Okay, yesterday I met with the occupational therapist at Gus’s kindergarten. Turned out to be a sort of general-information, get-acquainted thing. When he learned to walk and talk, is there any possibility of vision or hearing problems, allergies, whatever. Then she went up to meet him and he was very…himself. Little Mr. Sunshine has gotten progressively moodier and grouchier, but he may just be growing into his personality. When he’s in a Mood he glowers at the floor and hunches his shoulders, and Robert says he can very clearly remember doing exactly the same thing at that age.
Interesting side note: one of the main reasons it took Ignatz so long to get diagnosed is that I was always making excuses for him, the crowning one being: “Oh, it’s not a problem, I did that when I was a kid too.” So now it’s apparently Robert’s turn to say the same. Makes one wonder. Anyway, we are skeptical, but we’re agreeing for the time being to work with the therapist, just in case. We made a mistake with Ignatz, and we’d rather not repeat it.
Anyway. That was that. If Gus does see a therapist, it won’t be what you’re envisioning, lying on a couch and talking about the digger we wouldn’t let him have when he was two and how it scarred him emotionally so now he doesn’t think he can commit to a serious relationship with any plastic toy, ever. She’ll have a group of kids, and they’ll all troop off together for an hour or so on Wednesday mornings for some slightly-more-structured play.

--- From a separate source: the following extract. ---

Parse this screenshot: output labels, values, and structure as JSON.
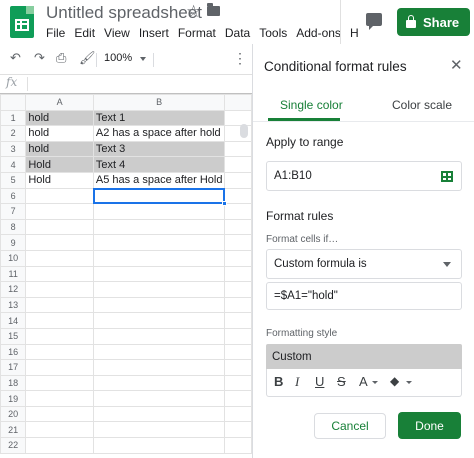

And it will happen within the kindergarten day, so it won’t be Yet Another Thing I Have To Remember, which is good, because I’m already past capacity. So okay. We’ll see.
I talked to Mom last night. She sounded much better, much more cheerful. She saw a doctor yesterday, and he thinks that the tumor in her back, while it’s not growing, is pressing on her spinal cord, which is why she’s losing some motor control in her legs. She’s taking, um, Dexamethecin (sp?) 3x/day to shrink the tumor back and return some sensory-whatever. But she still has to get a wheelchair, which she is cheerful about because it’s much easier than having Jerry half-carry her around all the time. And a hospital bed in the living-room, because she keeps scooching down on the couch and can’t really get herself back up.
The methadone was knocking her out, but they’ve adjusted the dosage, so now it’s controlling the pain but she’s staying alert, so that’s better. Her moods are evening out a bit, and she’s getting physical therapy and occupational therapy. She probably won’t get better enough to walk again, at least not to the point of not needing a wheelchair, but she is getting to a situation she can live with. That’s a relief. And if she can avoid any kind of infection while she’s still so weak, she probably won’t die anytime soon. All good news.
But it does mean we have to start worrying about money. As I understand it, she has to spend down her assets before she can qualify for disability, and then she has to be on disability for a whole year before she can get medicare, which is getting slashed by the stupid government anyway. And disability doesn’t have any kind of health insurance to it, and if you can afford health insurance you don’t qualify for disability. So if you’re too sick to work, you can’t have medical care for a year. What the hell? She has something called “COBRA” under which she can get health insurance for $600/month for 18 months after she quits working, so if the disability paperwork gets done in time, she should qualify for medicare about when the COBRA thing runs out. But still, that’s $10,800 she’ll have to pay for health insurance over the next 18 months, and the way things are working now, she gets her prescription or therapy or whatever and then her insurance decides what it will cover and what it will not, so it’s going to wind up costing quite a bit more. At the moment I don’t know what to do about this, but I’m thinking about it.